An unexplained phenomena -- dubbed crop circles around the world -- has been discovered in
the forestry and farming community of Vanderhoof, 100 kilometres west of here. Vanderhoof
airport owner Brent Miskuski and pilot Larry Frey discovered 10 precise circles of varying
sizes between 10 to 100 feet wide (three to 30 metres) in a ripe oat field just beyond the
approach to the runway this weekend.
"This is bizarre, I'll tell you," said Miskuski. "It's one out of the
One of the local farmers said his dogs were barking out of control unexplainably Friday
night, said Miskuski, adding there was no wind that night either. Mifuskuski -- who took
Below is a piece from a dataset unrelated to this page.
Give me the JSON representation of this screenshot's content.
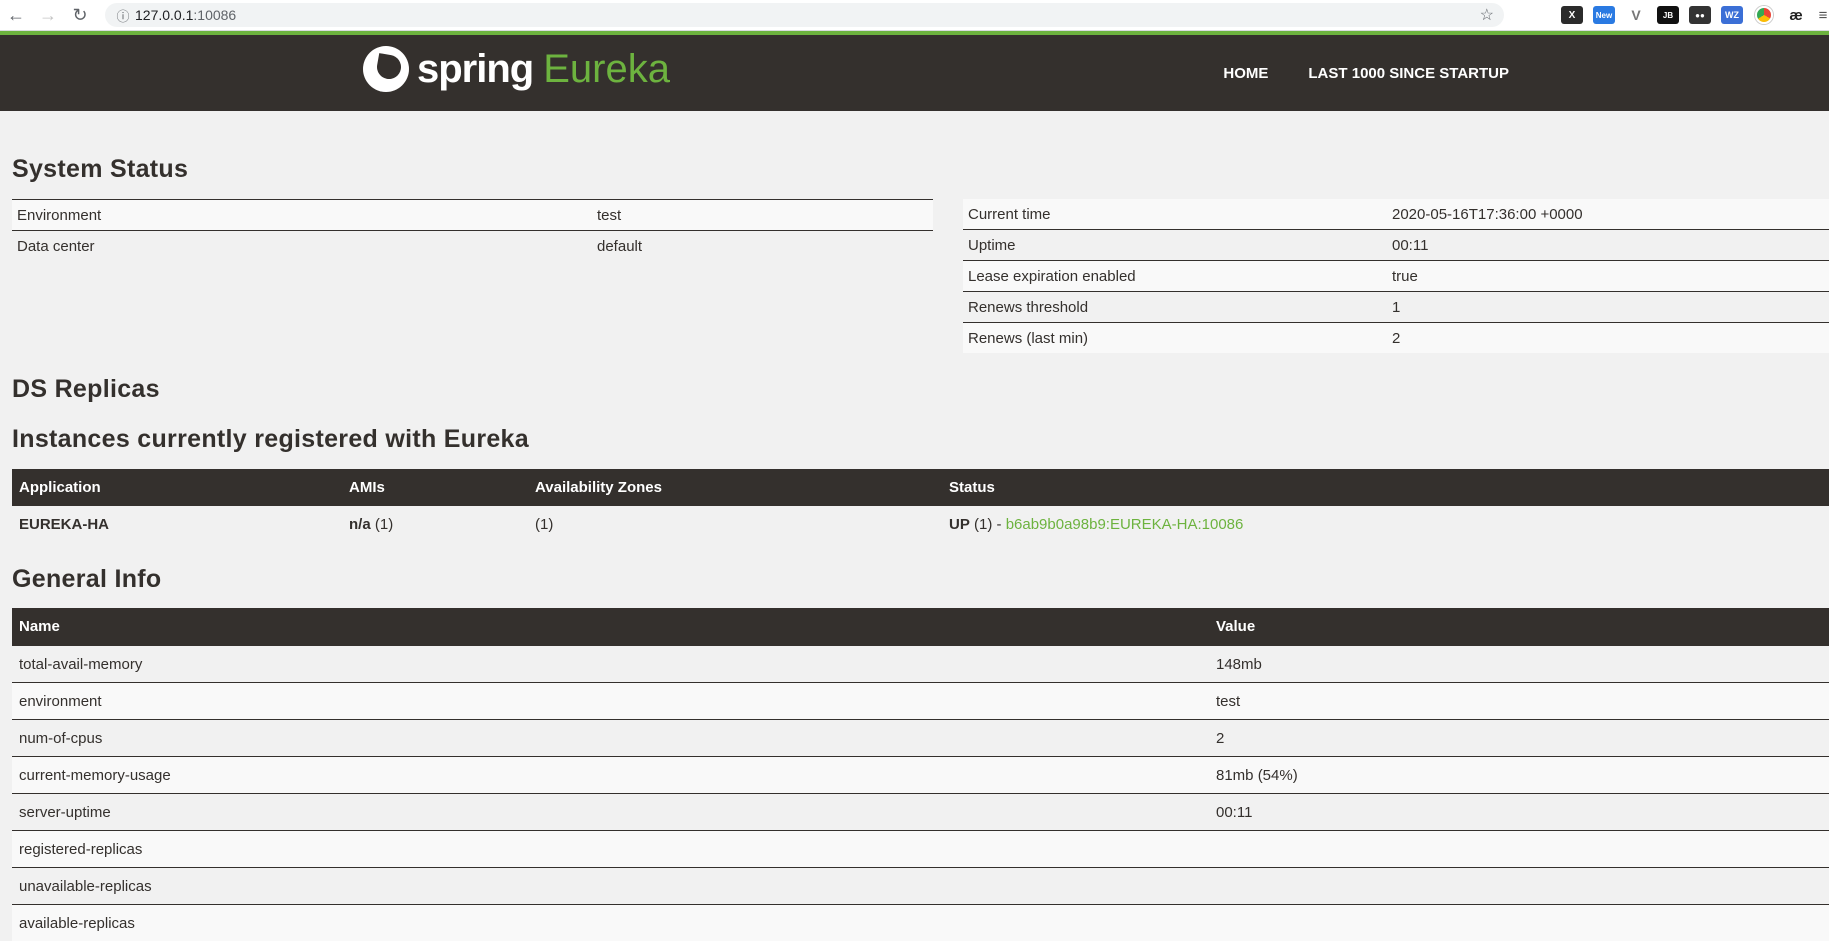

pictures from the air -- describes the oats as being bent over symmetrically and lying
down very flat. There are no signs of trampling or disturbance, and there were no paths to
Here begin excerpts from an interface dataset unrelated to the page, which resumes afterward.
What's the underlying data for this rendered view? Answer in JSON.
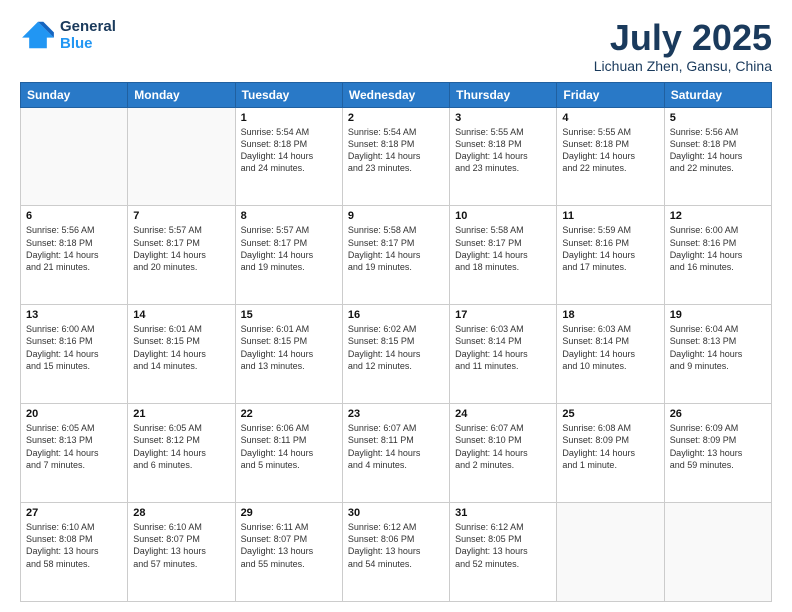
{
  "header": {
    "logo_line1": "General",
    "logo_line2": "Blue",
    "month": "July 2025",
    "location": "Lichuan Zhen, Gansu, China"
  },
  "days_of_week": [
    "Sunday",
    "Monday",
    "Tuesday",
    "Wednesday",
    "Thursday",
    "Friday",
    "Saturday"
  ],
  "weeks": [
    [
      {
        "day": "",
        "text": ""
      },
      {
        "day": "",
        "text": ""
      },
      {
        "day": "1",
        "text": "Sunrise: 5:54 AM\nSunset: 8:18 PM\nDaylight: 14 hours\nand 24 minutes."
      },
      {
        "day": "2",
        "text": "Sunrise: 5:54 AM\nSunset: 8:18 PM\nDaylight: 14 hours\nand 23 minutes."
      },
      {
        "day": "3",
        "text": "Sunrise: 5:55 AM\nSunset: 8:18 PM\nDaylight: 14 hours\nand 23 minutes."
      },
      {
        "day": "4",
        "text": "Sunrise: 5:55 AM\nSunset: 8:18 PM\nDaylight: 14 hours\nand 22 minutes."
      },
      {
        "day": "5",
        "text": "Sunrise: 5:56 AM\nSunset: 8:18 PM\nDaylight: 14 hours\nand 22 minutes."
      }
    ],
    [
      {
        "day": "6",
        "text": "Sunrise: 5:56 AM\nSunset: 8:18 PM\nDaylight: 14 hours\nand 21 minutes."
      },
      {
        "day": "7",
        "text": "Sunrise: 5:57 AM\nSunset: 8:17 PM\nDaylight: 14 hours\nand 20 minutes."
      },
      {
        "day": "8",
        "text": "Sunrise: 5:57 AM\nSunset: 8:17 PM\nDaylight: 14 hours\nand 19 minutes."
      },
      {
        "day": "9",
        "text": "Sunrise: 5:58 AM\nSunset: 8:17 PM\nDaylight: 14 hours\nand 19 minutes."
      },
      {
        "day": "10",
        "text": "Sunrise: 5:58 AM\nSunset: 8:17 PM\nDaylight: 14 hours\nand 18 minutes."
      },
      {
        "day": "11",
        "text": "Sunrise: 5:59 AM\nSunset: 8:16 PM\nDaylight: 14 hours\nand 17 minutes."
      },
      {
        "day": "12",
        "text": "Sunrise: 6:00 AM\nSunset: 8:16 PM\nDaylight: 14 hours\nand 16 minutes."
      }
    ],
    [
      {
        "day": "13",
        "text": "Sunrise: 6:00 AM\nSunset: 8:16 PM\nDaylight: 14 hours\nand 15 minutes."
      },
      {
        "day": "14",
        "text": "Sunrise: 6:01 AM\nSunset: 8:15 PM\nDaylight: 14 hours\nand 14 minutes."
      },
      {
        "day": "15",
        "text": "Sunrise: 6:01 AM\nSunset: 8:15 PM\nDaylight: 14 hours\nand 13 minutes."
      },
      {
        "day": "16",
        "text": "Sunrise: 6:02 AM\nSunset: 8:15 PM\nDaylight: 14 hours\nand 12 minutes."
      },
      {
        "day": "17",
        "text": "Sunrise: 6:03 AM\nSunset: 8:14 PM\nDaylight: 14 hours\nand 11 minutes."
      },
      {
        "day": "18",
        "text": "Sunrise: 6:03 AM\nSunset: 8:14 PM\nDaylight: 14 hours\nand 10 minutes."
      },
      {
        "day": "19",
        "text": "Sunrise: 6:04 AM\nSunset: 8:13 PM\nDaylight: 14 hours\nand 9 minutes."
      }
    ],
    [
      {
        "day": "20",
        "text": "Sunrise: 6:05 AM\nSunset: 8:13 PM\nDaylight: 14 hours\nand 7 minutes."
      },
      {
        "day": "21",
        "text": "Sunrise: 6:05 AM\nSunset: 8:12 PM\nDaylight: 14 hours\nand 6 minutes."
      },
      {
        "day": "22",
        "text": "Sunrise: 6:06 AM\nSunset: 8:11 PM\nDaylight: 14 hours\nand 5 minutes."
      },
      {
        "day": "23",
        "text": "Sunrise: 6:07 AM\nSunset: 8:11 PM\nDaylight: 14 hours\nand 4 minutes."
      },
      {
        "day": "24",
        "text": "Sunrise: 6:07 AM\nSunset: 8:10 PM\nDaylight: 14 hours\nand 2 minutes."
      },
      {
        "day": "25",
        "text": "Sunrise: 6:08 AM\nSunset: 8:09 PM\nDaylight: 14 hours\nand 1 minute."
      },
      {
        "day": "26",
        "text": "Sunrise: 6:09 AM\nSunset: 8:09 PM\nDaylight: 13 hours\nand 59 minutes."
      }
    ],
    [
      {
        "day": "27",
        "text": "Sunrise: 6:10 AM\nSunset: 8:08 PM\nDaylight: 13 hours\nand 58 minutes."
      },
      {
        "day": "28",
        "text": "Sunrise: 6:10 AM\nSunset: 8:07 PM\nDaylight: 13 hours\nand 57 minutes."
      },
      {
        "day": "29",
        "text": "Sunrise: 6:11 AM\nSunset: 8:07 PM\nDaylight: 13 hours\nand 55 minutes."
      },
      {
        "day": "30",
        "text": "Sunrise: 6:12 AM\nSunset: 8:06 PM\nDaylight: 13 hours\nand 54 minutes."
      },
      {
        "day": "31",
        "text": "Sunrise: 6:12 AM\nSunset: 8:05 PM\nDaylight: 13 hours\nand 52 minutes."
      },
      {
        "day": "",
        "text": ""
      },
      {
        "day": "",
        "text": ""
      }
    ]
  ]
}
the circles or between them, he said.
Vanderhoof resident Jay Bangs also viewed the circles from the air when he was flying with
his father Sunday morning. He came back after the flight to get a closer look. He thought
there were maybe a half dozen "perfectly round" circles of varying sizes up to
50 feet (15 metres) wide. Bangs described the oats as being all neatly bent over, with the
oats intact on the stalks. "It was very precise." It's creating quite a bit of
talk in the community, said Bangs, who also took pictures of the circles.
Crop circles first appeared in modern times in England in 1972, according to The Crop
Circular Internet site. Since then, there have been about 9,000 reported and documented
circles -- about 90% in England but also in B.C. About 40% of the documented circles have
been determined to be hoaxes, says Internet author Freddy Silva, where the grass is
broken, trampled, bruised or crushed. In the authentic, unexplained formations the stems
are bent, normally about an inch off the ground, says Silva.
© Jay Bangs